- 11 August 2015
Scotland is to ban the growing of genetically modified crops, the country's rural affairs secretary has announced.
Speaking on Saturday, Richard Lochhead said the Scottish Government intends to submit a request to be excluded from any European consents for the cultivation of GM crops, taking advantage of new EU rules allowing countries to opt out.
There is currently one variety of genetically modified maize approved in the EU and there are six other crops awaiting authorisation.
Lochhead said that banning the growing of genetically modified crops would protect and further enhance Scotland’s "clean, green status".
Dr Laura Bellingan FRSB, director of science policy at the Royal Society of Biology, said:
"It would be a huge pity if Scotland did not remain open to embracing the kinds of technological advances that its excellent universities and others could contribute to productive farming.
“Genetic modification is not in principle at odds with farming practice and food production that provides environmental benefit. Being open to case by case decisions on the use of safety-tested crops could provide more opportunity to discuss and consider potential benefits and impacts on the public, producers and the environment.”
Professor Ottoline Leyser FRSB, director of the Sainsbury Laboratory, University of Cambridge, said:

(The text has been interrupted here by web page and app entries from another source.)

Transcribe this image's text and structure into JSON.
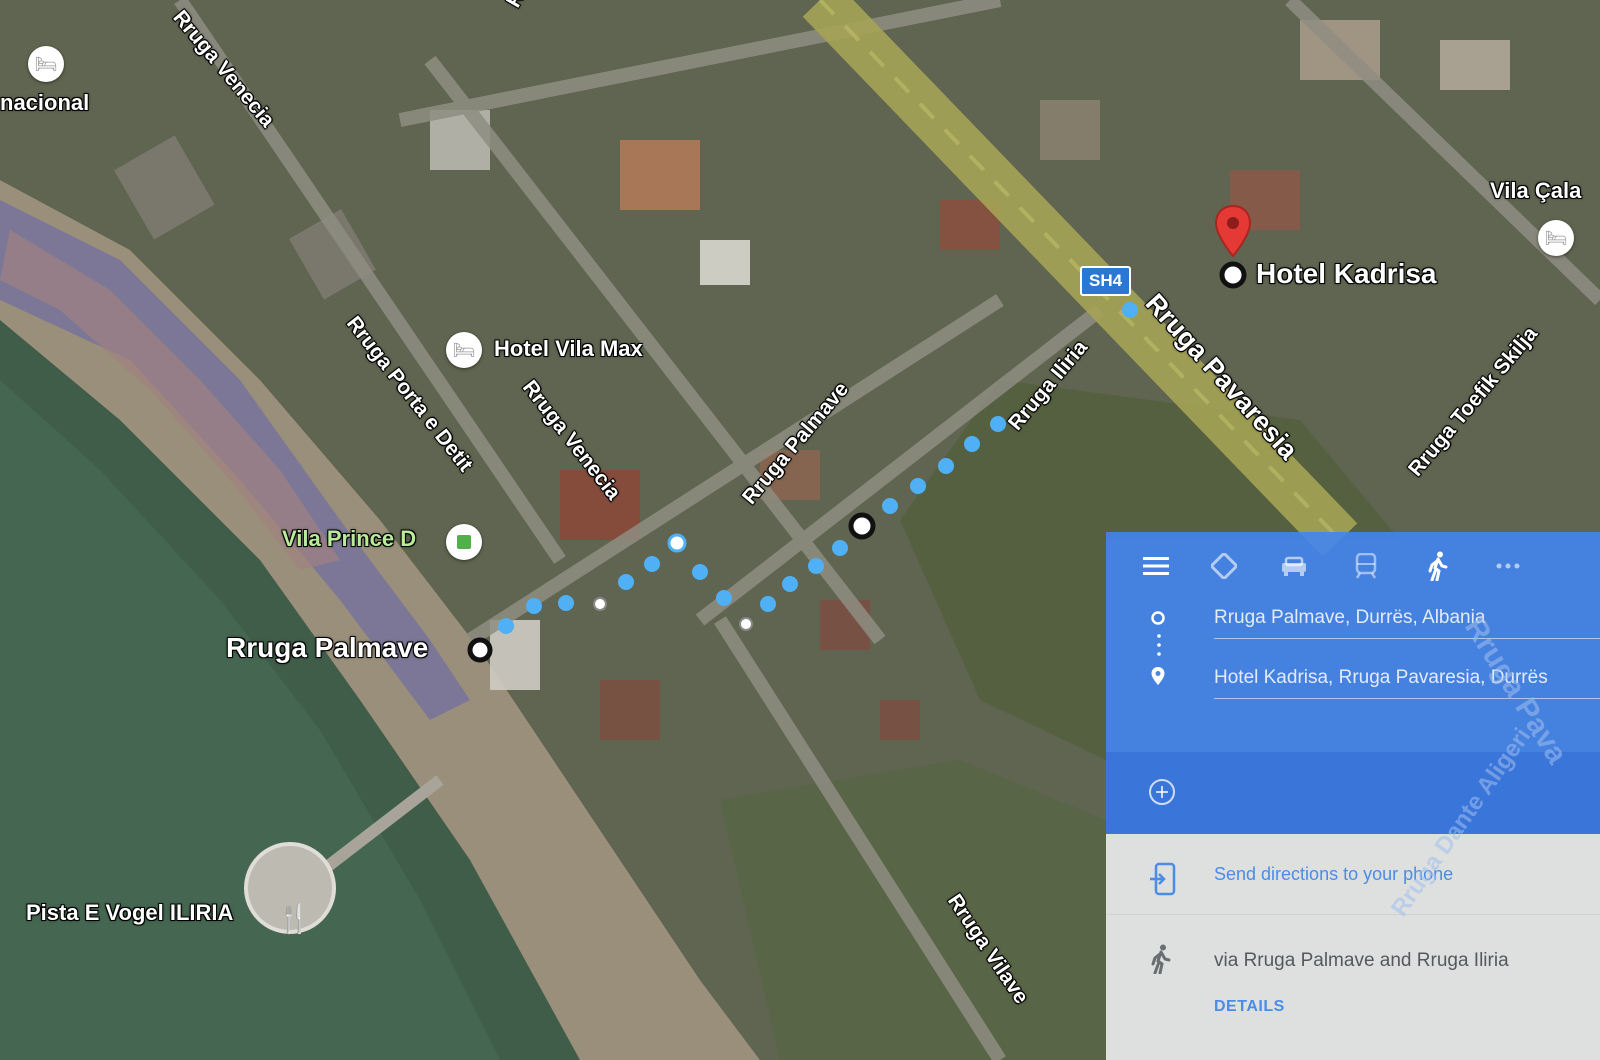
{
  "map": {
    "route_color": "#4fb0f5",
    "streets": {
      "venecia_top": "Rruga Venecia",
      "porta_e_detit": "Rruga Porta e Detit",
      "venecia_mid": "Rruga Venecia",
      "palmave": "Rruga Palmave",
      "iliria": "Rruga Iliria",
      "pavaresia": "Rruga Pavaresia",
      "toefik_skilja": "Rruga Toefik Skilja",
      "vilave": "Rruga Vilave",
      "top_partial": "Rr"
    },
    "places": {
      "nacional": "nacional",
      "hotel_vila_max": "Hotel Vila Max",
      "vila_prince_d": "Vila Prince D",
      "vila_cala": "Vila Çala",
      "pista": "Pista E Vogel ILIRIA",
      "origin": "Rruga Palmave",
      "destination": "Hotel Kadrisa"
    },
    "highway_shield": "SH4"
  },
  "panel": {
    "modes": {
      "menu": "menu-icon",
      "best": "directions-icon",
      "drive": "car-icon",
      "transit": "train-icon",
      "walk": "walk-icon",
      "more": "more-icon"
    },
    "origin": "Rruga Palmave, Durrës, Albania",
    "destination": "Hotel Kadrisa, Rruga Pavaresia, Durrës",
    "send": "Send directions to your phone",
    "via": "via Rruga Palmave and Rruga Iliria",
    "details": "DETAILS",
    "overlay_street_a": "Rruga Pava",
    "overlay_street_b": "Rruga Dante Aligeri"
  }
}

"It is ironic that Ministers have justified their decision by stating that they are not prepared to “gamble with the future” of Scotland’s food and drink industry, because that is exactly what they are doing. In the short term, this is a zero risk, eye-catching announcement that will have no impact whatsoever, because there are currently no approved GM crops available that are suitable for cultivation in Scotland. In the long term, however, when products such as blight resistant potatoes eventually reach the market, Scottish farmers will find themselves at a serious disadvantage. But maybe this is not such a gamble- a week is famously a long time in politics, so when the time comes, no doubt an elegant U turn can be effected.”

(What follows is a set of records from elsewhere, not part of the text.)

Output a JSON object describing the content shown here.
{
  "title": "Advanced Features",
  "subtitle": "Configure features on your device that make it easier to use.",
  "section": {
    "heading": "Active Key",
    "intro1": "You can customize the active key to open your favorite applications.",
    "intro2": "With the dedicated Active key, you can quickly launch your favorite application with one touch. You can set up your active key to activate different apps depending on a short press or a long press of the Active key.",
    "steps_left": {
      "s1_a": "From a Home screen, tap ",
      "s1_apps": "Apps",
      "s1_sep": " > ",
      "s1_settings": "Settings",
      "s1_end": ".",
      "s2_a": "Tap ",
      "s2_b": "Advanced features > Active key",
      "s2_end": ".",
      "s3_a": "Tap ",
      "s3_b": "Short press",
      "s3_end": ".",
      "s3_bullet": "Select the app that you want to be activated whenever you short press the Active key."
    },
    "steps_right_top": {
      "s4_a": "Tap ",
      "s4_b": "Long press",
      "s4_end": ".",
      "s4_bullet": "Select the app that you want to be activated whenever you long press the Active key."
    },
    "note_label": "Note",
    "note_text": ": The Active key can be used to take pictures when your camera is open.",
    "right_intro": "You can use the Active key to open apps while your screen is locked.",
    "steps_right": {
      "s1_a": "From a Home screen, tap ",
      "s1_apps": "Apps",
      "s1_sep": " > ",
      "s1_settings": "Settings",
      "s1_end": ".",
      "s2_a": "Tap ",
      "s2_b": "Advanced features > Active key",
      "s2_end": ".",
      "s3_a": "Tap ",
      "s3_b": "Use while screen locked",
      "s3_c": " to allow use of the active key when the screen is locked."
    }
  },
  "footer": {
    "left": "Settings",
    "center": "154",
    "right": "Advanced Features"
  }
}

Professor Huw Jones FRSB, professor of molecular genetics, Rothamsted Research, said:
"This is a sad day for science and a sad day for Scotland. GM crops approved by the EU are safe for humans, animals and the environment and it’s a shame the Scottish Parliament think cultivation would harm their food and drink sector. If approved, this decision serves to remove the freedom of Scottish farmers and narrows their choice of crop varieties to cultivate in the future."

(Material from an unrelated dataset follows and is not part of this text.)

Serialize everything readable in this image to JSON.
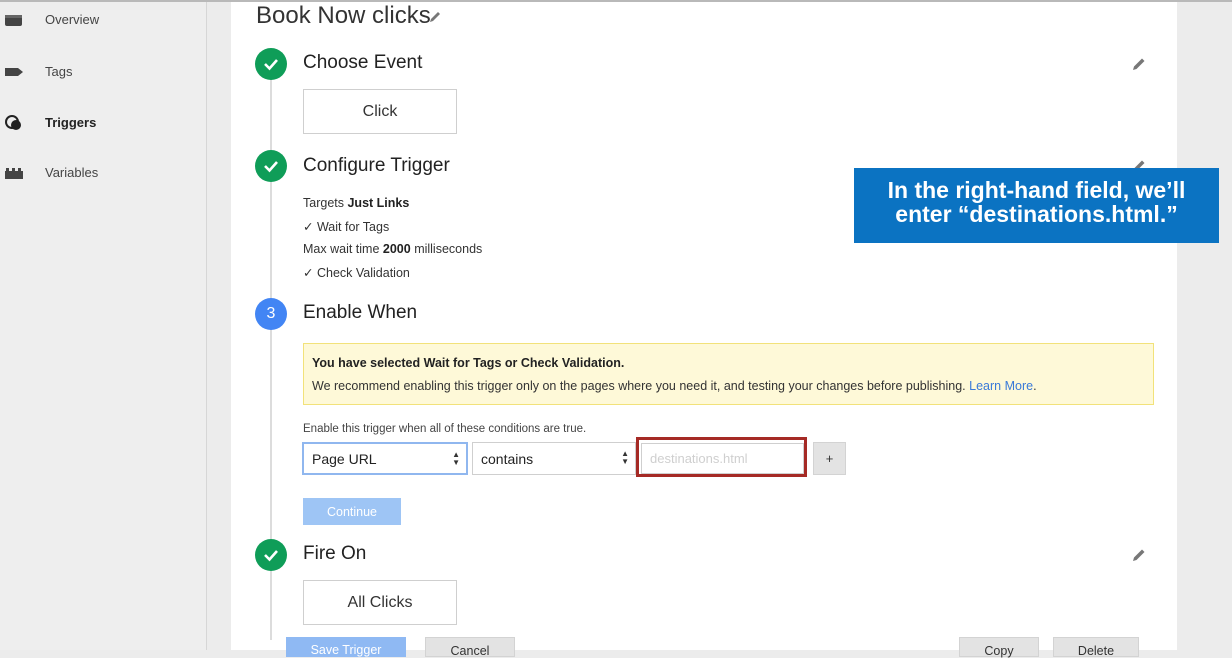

Dr Joe Perry FRSB, former Chair of the European Food Safety Authority (EFSA) GMO Panel, said:
"It's time Governments stopped equating an anti-GM stance with care for the environment. GM crops can be of benefit to the environment if regulated sensitively. Furthermore there is no reason to ban them on safety grounds."
Read more on biotechnology from the Royal Society of Biology:
Position Statement on plant biotechnology from the UK Plant Sciences Federation
RSB response to the Commons Science and Technology Select Committee inquiry into GM foods and application of the precautionary principle in Europe
Policy Lates: The Precautionary Principle
Parliamentary report identifies major flaws in EU regulation of GM crops
Innovation and GM: Managing risk and supporting UK life sciences
Council for Science and Technology releases GM crops report
Environment Minister speaks in favour of GM